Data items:

┄┄┄┄┄┄

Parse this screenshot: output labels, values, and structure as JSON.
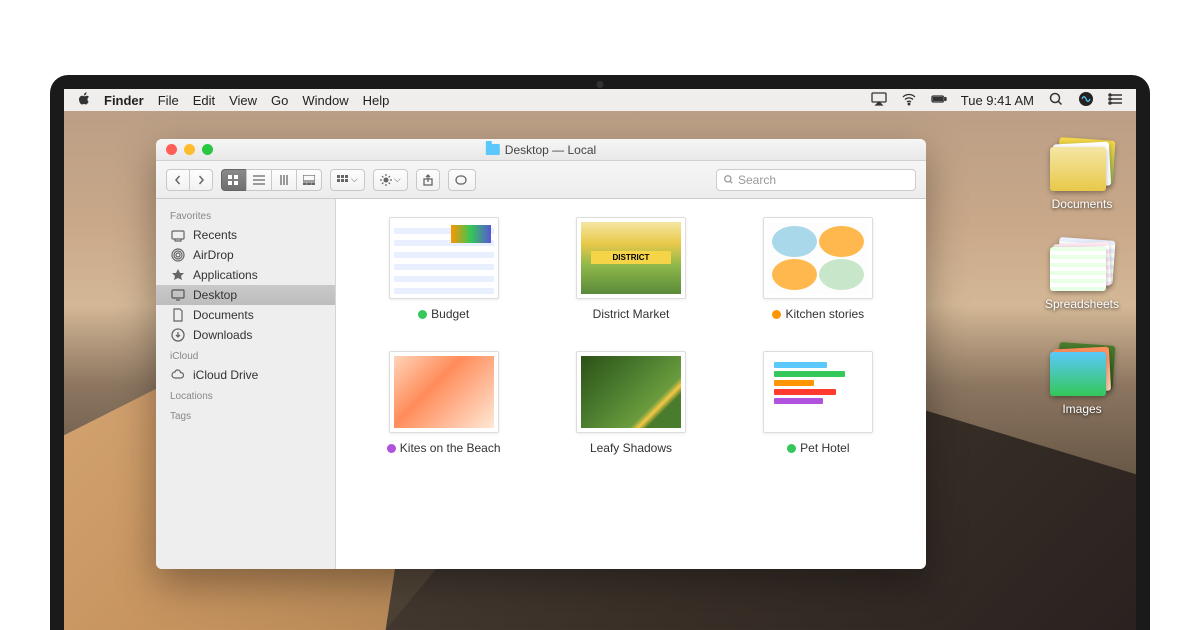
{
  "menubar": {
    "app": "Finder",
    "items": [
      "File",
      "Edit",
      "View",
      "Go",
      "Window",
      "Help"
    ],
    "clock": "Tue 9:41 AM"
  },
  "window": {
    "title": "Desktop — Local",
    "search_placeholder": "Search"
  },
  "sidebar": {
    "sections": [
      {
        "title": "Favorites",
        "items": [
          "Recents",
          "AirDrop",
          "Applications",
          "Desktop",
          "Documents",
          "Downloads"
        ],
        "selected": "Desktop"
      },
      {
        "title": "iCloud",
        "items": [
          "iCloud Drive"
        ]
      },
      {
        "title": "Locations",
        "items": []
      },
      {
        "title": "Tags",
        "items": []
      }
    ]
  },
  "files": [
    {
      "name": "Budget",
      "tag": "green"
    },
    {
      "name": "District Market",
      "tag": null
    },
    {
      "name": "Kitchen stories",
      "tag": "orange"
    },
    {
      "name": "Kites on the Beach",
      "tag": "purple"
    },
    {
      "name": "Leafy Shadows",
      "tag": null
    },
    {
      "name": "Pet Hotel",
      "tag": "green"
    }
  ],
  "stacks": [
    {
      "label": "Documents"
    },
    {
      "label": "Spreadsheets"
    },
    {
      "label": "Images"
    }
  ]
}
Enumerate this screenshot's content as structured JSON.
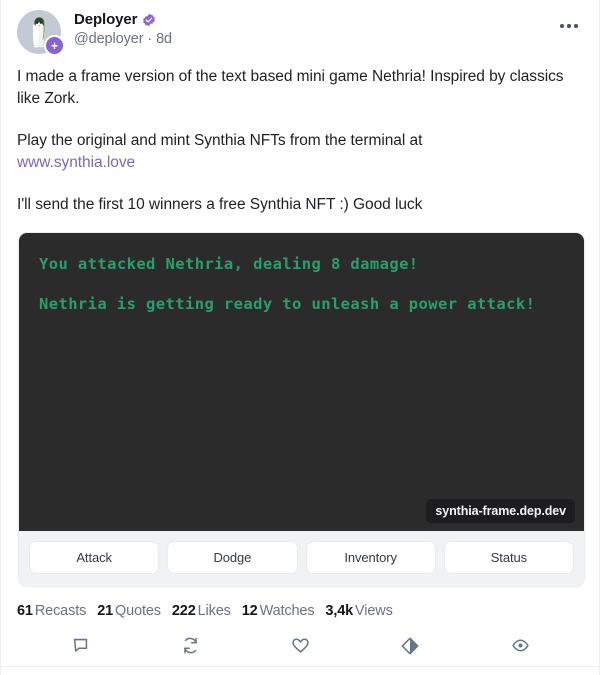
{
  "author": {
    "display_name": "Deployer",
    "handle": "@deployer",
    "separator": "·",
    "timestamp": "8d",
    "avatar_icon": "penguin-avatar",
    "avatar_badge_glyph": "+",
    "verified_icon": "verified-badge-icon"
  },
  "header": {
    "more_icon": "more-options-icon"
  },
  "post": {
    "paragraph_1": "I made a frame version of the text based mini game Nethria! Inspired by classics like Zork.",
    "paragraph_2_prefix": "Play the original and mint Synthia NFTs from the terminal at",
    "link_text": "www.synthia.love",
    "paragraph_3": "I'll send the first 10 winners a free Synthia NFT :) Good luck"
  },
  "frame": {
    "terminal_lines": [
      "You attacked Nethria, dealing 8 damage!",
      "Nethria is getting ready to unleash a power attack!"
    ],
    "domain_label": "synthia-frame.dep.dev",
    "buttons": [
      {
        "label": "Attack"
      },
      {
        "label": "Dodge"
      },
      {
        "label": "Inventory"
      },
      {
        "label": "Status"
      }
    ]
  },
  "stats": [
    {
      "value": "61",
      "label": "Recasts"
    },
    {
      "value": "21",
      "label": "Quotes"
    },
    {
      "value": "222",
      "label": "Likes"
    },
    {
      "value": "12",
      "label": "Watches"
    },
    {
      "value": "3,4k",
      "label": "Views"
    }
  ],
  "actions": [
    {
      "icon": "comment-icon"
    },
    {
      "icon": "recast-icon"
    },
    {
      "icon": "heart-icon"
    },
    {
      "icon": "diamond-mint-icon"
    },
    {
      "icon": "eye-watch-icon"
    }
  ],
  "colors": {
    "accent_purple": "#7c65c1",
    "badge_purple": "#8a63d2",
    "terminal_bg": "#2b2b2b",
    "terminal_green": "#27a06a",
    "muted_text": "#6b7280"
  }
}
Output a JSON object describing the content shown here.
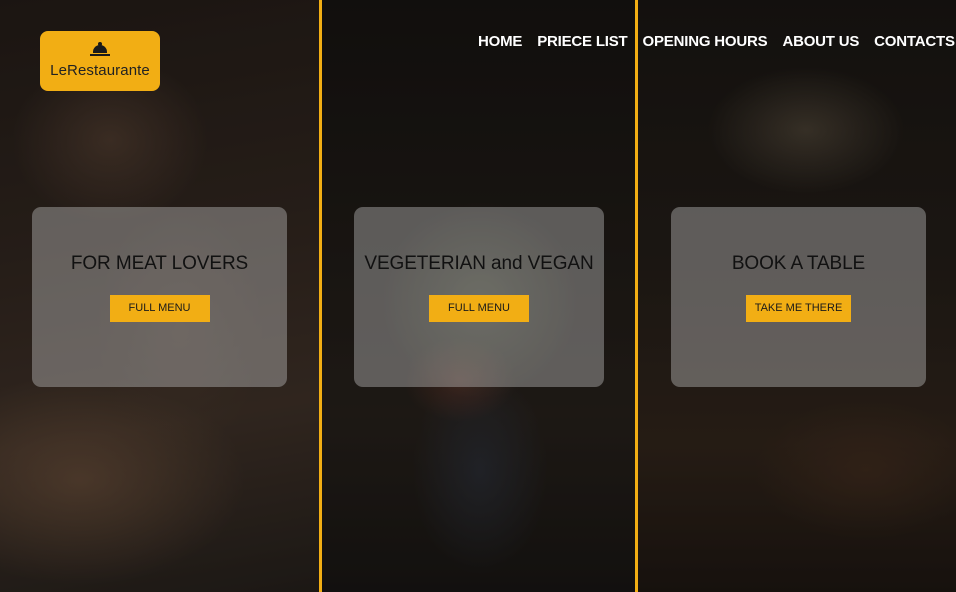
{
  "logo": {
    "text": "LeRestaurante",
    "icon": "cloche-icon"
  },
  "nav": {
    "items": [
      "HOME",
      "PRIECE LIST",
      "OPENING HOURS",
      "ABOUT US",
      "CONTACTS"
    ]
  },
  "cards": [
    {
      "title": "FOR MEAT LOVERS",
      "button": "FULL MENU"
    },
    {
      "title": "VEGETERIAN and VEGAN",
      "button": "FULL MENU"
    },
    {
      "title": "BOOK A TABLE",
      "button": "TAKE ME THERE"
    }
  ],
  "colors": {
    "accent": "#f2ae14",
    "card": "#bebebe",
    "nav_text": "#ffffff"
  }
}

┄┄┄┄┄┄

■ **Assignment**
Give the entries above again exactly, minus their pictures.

■ **Answer section**
Parse this screenshot: output labels, values, and structure as JSON.
{
  "menubar": {
    "app": "Finder",
    "items": [
      "File",
      "Edit",
      "View",
      "Go",
      "Window",
      "Help"
    ],
    "clock": "Tue 9:41 AM"
  },
  "window": {
    "title": "Desktop — Local",
    "search_placeholder": "Search"
  },
  "sidebar": {
    "sections": [
      {
        "title": "Favorites",
        "items": [
          "Recents",
          "AirDrop",
          "Applications",
          "Desktop",
          "Documents",
          "Downloads"
        ],
        "selected": "Desktop"
      },
      {
        "title": "iCloud",
        "items": [
          "iCloud Drive"
        ]
      },
      {
        "title": "Locations",
        "items": []
      },
      {
        "title": "Tags",
        "items": []
      }
    ]
  },
  "files": [
    {
      "name": "Budget",
      "tag": "green"
    },
    {
      "name": "District Market",
      "tag": null
    },
    {
      "name": "Kitchen stories",
      "tag": "orange"
    },
    {
      "name": "Kites on the Beach",
      "tag": "purple"
    },
    {
      "name": "Leafy Shadows",
      "tag": null
    },
    {
      "name": "Pet Hotel",
      "tag": "green"
    }
  ],
  "stacks": [
    {
      "label": "Documents"
    },
    {
      "label": "Spreadsheets"
    },
    {
      "label": "Images"
    }
  ]
}
Enumerate this screenshot's content as structured JSON.
{
  "author": {
    "display_name": "Deployer",
    "handle": "@deployer",
    "separator": "·",
    "timestamp": "8d",
    "avatar_icon": "penguin-avatar",
    "avatar_badge_glyph": "+",
    "verified_icon": "verified-badge-icon"
  },
  "header": {
    "more_icon": "more-options-icon"
  },
  "post": {
    "paragraph_1": "I made a frame version of the text based mini game Nethria! Inspired by classics like Zork.",
    "paragraph_2_prefix": "Play the original and mint Synthia NFTs from the terminal at",
    "link_text": "www.synthia.love",
    "paragraph_3": "I'll send the first 10 winners a free Synthia NFT :) Good luck"
  },
  "frame": {
    "terminal_lines": [
      "You attacked Nethria, dealing 8 damage!",
      "Nethria is getting ready to unleash a power attack!"
    ],
    "domain_label": "synthia-frame.dep.dev",
    "buttons": [
      {
        "label": "Attack"
      },
      {
        "label": "Dodge"
      },
      {
        "label": "Inventory"
      },
      {
        "label": "Status"
      }
    ]
  },
  "stats": [
    {
      "value": "61",
      "label": "Recasts"
    },
    {
      "value": "21",
      "label": "Quotes"
    },
    {
      "value": "222",
      "label": "Likes"
    },
    {
      "value": "12",
      "label": "Watches"
    },
    {
      "value": "3,4k",
      "label": "Views"
    }
  ],
  "actions": [
    {
      "icon": "comment-icon"
    },
    {
      "icon": "recast-icon"
    },
    {
      "icon": "heart-icon"
    },
    {
      "icon": "diamond-mint-icon"
    },
    {
      "icon": "eye-watch-icon"
    }
  ],
  "colors": {
    "accent_purple": "#7c65c1",
    "badge_purple": "#8a63d2",
    "terminal_bg": "#2b2b2b",
    "terminal_green": "#27a06a",
    "muted_text": "#6b7280"
  }
}
Output a JSON object describing the content shown here.
{
  "logo": {
    "text": "LeRestaurante",
    "icon": "cloche-icon"
  },
  "nav": {
    "items": [
      "HOME",
      "PRIECE LIST",
      "OPENING HOURS",
      "ABOUT US",
      "CONTACTS"
    ]
  },
  "cards": [
    {
      "title": "FOR MEAT LOVERS",
      "button": "FULL MENU"
    },
    {
      "title": "VEGETERIAN and VEGAN",
      "button": "FULL MENU"
    },
    {
      "title": "BOOK A TABLE",
      "button": "TAKE ME THERE"
    }
  ],
  "colors": {
    "accent": "#f2ae14",
    "card": "#bebebe",
    "nav_text": "#ffffff"
  }
}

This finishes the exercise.